Marshall Islands to get solar power for national grid

Agreements were exchanged on Friday in Majuro by Acting Foreign Minister, Amenta Matthew and Japan Embassy Charge d’Affaires Kazuyuki Ohdaira for the project that is expected to be developed in 2011.

Kazuyuki Ohdaira says the aim of the solar grant is to reduce Majuro’s dependence on diesel-powered electricity.

The measure is part of Japan’s climate change response program known as ’Cool Earth Partnership’.

A large array of solar panels will be placed on the roof of Majuro Hospital to feed electricity into the existing power generation system in the capital, which has a population of about 30,000.

The solar system is expected to generate about 200 kilowatts of power, about two percent of Majuro¹s current peak electricity usage that is now supplied by diesel-powered generators.

Japan officials confirmed that the grant for the Marshall Islands is part of a four-nation, $20 million project in the Pacific that will provide similar solar power to the Federated States of Micronesia, Palau and Tonga.

The Marshall Islands, east of the Carolines, are divided into two chains: the western, or Ralik, group, including the atolls Jaluit, Kwajalein, Wotho, Bikini, and Eniwetok; and the eastern, or Ratak, group, including the atolls Mili, Majuro, Maloelap, Wotje, and Likiep.
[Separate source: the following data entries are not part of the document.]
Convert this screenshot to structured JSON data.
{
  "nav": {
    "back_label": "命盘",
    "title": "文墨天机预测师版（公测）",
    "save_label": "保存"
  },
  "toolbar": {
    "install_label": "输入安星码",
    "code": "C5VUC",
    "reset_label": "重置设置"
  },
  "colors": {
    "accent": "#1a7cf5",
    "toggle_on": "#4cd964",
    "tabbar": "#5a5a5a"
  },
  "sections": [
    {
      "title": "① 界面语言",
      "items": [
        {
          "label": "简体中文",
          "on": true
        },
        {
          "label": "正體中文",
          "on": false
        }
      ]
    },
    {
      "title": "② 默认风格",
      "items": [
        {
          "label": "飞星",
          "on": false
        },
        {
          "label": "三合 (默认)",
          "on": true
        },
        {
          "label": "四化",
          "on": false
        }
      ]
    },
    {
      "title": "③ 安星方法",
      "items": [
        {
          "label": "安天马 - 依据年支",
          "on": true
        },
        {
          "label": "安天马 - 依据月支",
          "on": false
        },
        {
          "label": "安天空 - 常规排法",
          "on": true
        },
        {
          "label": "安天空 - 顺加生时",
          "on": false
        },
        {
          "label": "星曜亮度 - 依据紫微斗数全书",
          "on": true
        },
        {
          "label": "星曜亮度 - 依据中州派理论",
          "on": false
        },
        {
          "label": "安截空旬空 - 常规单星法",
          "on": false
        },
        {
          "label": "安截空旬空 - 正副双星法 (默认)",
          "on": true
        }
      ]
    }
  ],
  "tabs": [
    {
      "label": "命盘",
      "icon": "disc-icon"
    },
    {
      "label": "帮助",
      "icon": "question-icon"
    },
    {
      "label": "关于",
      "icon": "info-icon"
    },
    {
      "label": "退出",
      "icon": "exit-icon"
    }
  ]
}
The islands are of coral reef types and rise only a few feet above sea level. The Marshall Islands comprise an area slightly larger than Washington, DC.

Micronesian peoples were the first inhabitants of the archipelago. The islands were explored by the Spanish in the 16th century and were named for a British captain in 1788. Germany unsuccessfully attempted to colonize the islands in 1885. Japan claimed them in 1914, but after several battles during World War II, the U.S. seized them from the Japanese. In 1947, the UN made the island group, along with the Mariana and Caroline archipelagos, a U.S. trust territory.

U.S. nuclear testing took place between 1946 and 1958 on the islands of Bikini and Eniwetok. The people of Bikini were removed to another island, and a total of 23 U.S. atomic and hydrogen bomb tests were conducted. Despite cleanup attempts, the islands remain uninhabited today because of nuclear contamination. The U.S. paid the islands $183.7 million in damages in 1983, and in 1999, the U.S. approved a one-time $3.8-million payment to the relocated people of Bikini atoll.

Kwajalein atoll is the site of an American military base and has been used for missile defense testing since the 1960s.

The United States and the Marshall Islands signed a Compact of Free Association in 1986, which meant the islands became self-governing but would receive U.S. military and economic aid, roughly $65 million a year. The Marshall Islands were admitted to the UN on Sept. 17, 1991.

In 2000, Kessai Note became the first commoner to become president—his predecessors had been island chiefs. He ran on an anticorruption ticket and is attempting to make his small nation more self-sufficient. In 2003, the U.S. and the Marshall Islands agreed on a new Compact of Free Association, an extension of the lease to use the Kwajalein military base in exchange for economic aid. In Jan. 2004, Parliament reelected President Note.